Day 3 – Visit LEGOLAND Water Park. Either Johor Bahru late in the afternoon or stay for another night and leave in the morning.
Day 4 – Leave Johor Bahru by bus to Kuala Lumpur
That was the plan.
However, it was raining heavily when we arrived at our accommodation in Nusajaya. And having a good internet connection at the apartment, the kids glued themselves on their phones with zero intention to go outside. I just had to roam around the apartment’s vicinity to look for food. I found a restaurant and a supermarket close by.
It rained early the next day. And it continued to drizzle until the afternoon. Which only made us lazier to go out of our bed. We decided we’ll visit Sanrio Hello Kitty Town when the drizzles stopped which happened around 4:00 in the afternoon.
I wasn’t sure what we were doing but, despite the fact that the Hello Kitty Town is just a few minutes walk from our place, we reach it around 5:30 p.m. only to realize it closes at 6:00. Even the Red Bow Cafe was closed so the kids just had to content themselves shopping for Hello Kitty and Thomas merchandise.
There’s also U.F.O. Catchers (or what others refer to as claw machines) and spent a few Ringgits. My daughter was lucky to snag a Meowth on her first attempt.
Several other kids merchandise abound around the area but it started to drizzle again. We just had a few glimpses at the Puteri Harbor before we finally decide to go back to the apartment. Despite our being Southeast Asians, the Malaysian humidity was too much for us.
On our third day, I woke the kids up early with a plan to visit LEGOLAND Water Park rain or shine. We can’t risk going to the main resort knowing the rain might pour any time nature chooses.
And we were right. The rain poured around lunch time and I was secretly poking fun at the people on the roller coaster.
The best part of the water park? The 300-gallon water bucket pouring every four minutes at the Joker Soaker. Watch the clip below, “fun” starts after 20 seconds into the video.
Here’s a more up-close video version of the giant water bucket pour 300.
The LEGOLAND Malaysia Resort Park is Johor Bahru’s most popular attraction. It’s probably the reason why crossing the Singapore-Malaysia Border by bus became a thing. Otherwise, people would just fly from Singapore to Kuala Lumpur since a bus ride from Johor to KL will take another five or more hours. That said, due to Malaysia’s appalling humidity and weather unpredictability, LEGOLAND Water Park is your better option.
Where to Stay in Johor Bahru
We stayed at one of the many new condominium units at the Teega Residences in Nusajaya. It was just five minutes walk to Sanrio Hello Kitty Town and about 10 minutes to LEGOLAND Malaysia by car.
The best part is that we were able to book it for less than USD20 per night. Want to save more? Sign up on Airbnb through this link and you’ll get $31 off your first home booking of $67 or more and $12 towards an experience of $44 or more. Coupons expire one year from date of sign up, use it wisely. I did not.
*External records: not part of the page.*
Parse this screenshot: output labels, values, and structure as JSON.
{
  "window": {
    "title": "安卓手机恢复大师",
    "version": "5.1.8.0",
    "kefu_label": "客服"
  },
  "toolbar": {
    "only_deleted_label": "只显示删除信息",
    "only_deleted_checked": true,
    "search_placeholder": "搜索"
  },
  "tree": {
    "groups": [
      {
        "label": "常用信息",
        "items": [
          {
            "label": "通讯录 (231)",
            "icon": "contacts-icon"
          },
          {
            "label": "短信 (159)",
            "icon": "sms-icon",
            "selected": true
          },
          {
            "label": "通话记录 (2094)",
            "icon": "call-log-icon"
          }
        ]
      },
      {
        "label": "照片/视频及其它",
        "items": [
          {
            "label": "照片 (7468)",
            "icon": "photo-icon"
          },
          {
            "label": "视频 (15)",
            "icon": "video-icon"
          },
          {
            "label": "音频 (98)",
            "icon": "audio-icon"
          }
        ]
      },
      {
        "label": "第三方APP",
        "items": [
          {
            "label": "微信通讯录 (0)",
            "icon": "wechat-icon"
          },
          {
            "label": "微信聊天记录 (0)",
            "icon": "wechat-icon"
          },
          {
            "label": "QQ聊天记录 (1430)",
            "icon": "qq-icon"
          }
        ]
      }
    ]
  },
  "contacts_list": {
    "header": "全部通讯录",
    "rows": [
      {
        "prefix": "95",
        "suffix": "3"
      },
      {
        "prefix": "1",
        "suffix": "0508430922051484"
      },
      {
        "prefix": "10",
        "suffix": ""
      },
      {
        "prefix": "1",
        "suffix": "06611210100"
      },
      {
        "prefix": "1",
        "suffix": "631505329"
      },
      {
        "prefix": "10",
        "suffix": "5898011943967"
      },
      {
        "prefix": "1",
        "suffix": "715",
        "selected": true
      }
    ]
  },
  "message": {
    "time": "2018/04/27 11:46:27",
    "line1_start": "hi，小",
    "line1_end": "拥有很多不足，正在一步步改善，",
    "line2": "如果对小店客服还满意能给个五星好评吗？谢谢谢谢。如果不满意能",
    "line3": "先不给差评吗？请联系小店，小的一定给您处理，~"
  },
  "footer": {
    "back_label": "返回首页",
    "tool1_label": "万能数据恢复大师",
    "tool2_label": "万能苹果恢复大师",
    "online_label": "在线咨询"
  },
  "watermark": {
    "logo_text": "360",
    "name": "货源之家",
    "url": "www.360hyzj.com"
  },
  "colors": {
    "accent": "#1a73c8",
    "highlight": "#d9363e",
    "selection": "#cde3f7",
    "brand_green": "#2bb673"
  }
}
The building staffs were really very courteous and respectful, they made us feel like royalties. The place was very clean and the host very responsive to our inquiries.
People on Facebook were commenting that we may have been the only people at the area because they weren’t seeing any others on our photos. I told them there were cleaning crews and a few construction workers, too.
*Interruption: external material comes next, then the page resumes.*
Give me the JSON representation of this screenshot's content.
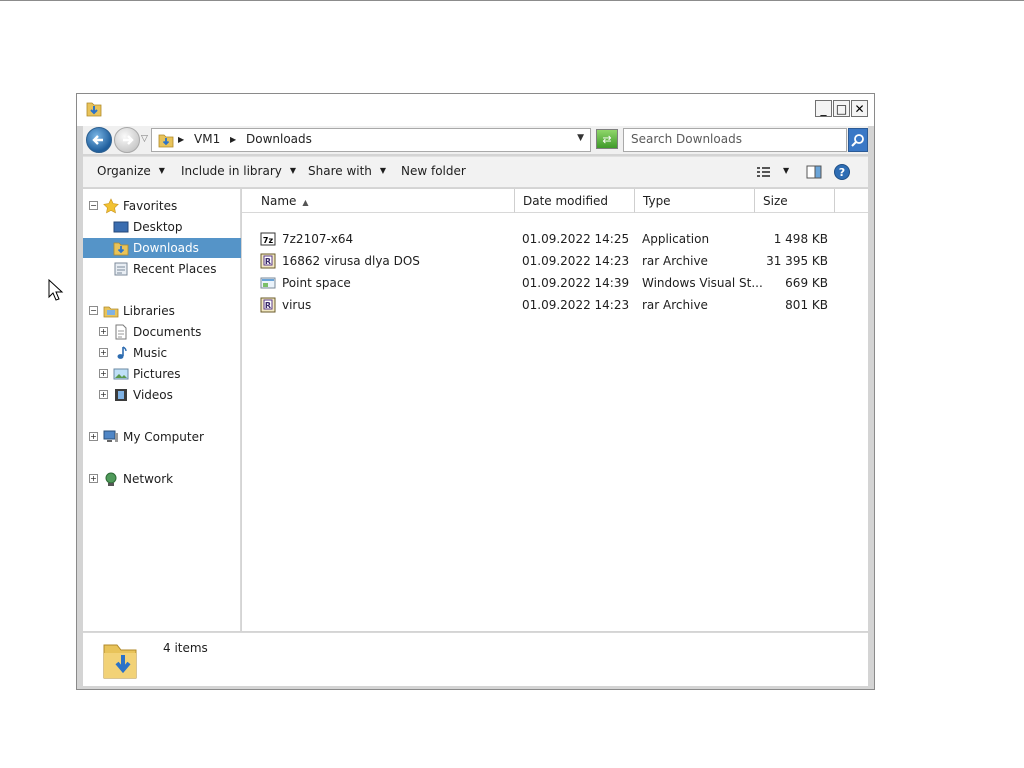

To conclude this, I do not really recommend crossing the Singapore-Malaysia border by bus if Johor Bahru is not part of your travel itinerary. Onward bus trips from Johor Bahru to Kuala Lumpur will take at least five more hours with light to moderate traffic.
Instead, book a cheap flight from Changi International Airport to Kuala Lumpur, Penang, or any other parts of Malaysia you intend to go to. There already are several budget airlines flying between Singapore and Malaysia which can be more convenient as compared to land travel.
However, if the Johor Bahru is one of your intended destinations, crossing the border by bus is your best option. Not only it is conveniently fast, but it’s also relatively cheap and the most affordable. Trust me, it’s better than the hassle of pre-boarding and other airport procedures.
TL;DR — The cheapest and shortest way to cross the Singapore-Malaysia border is by SBS Bux 170X in MRT Kranji Station.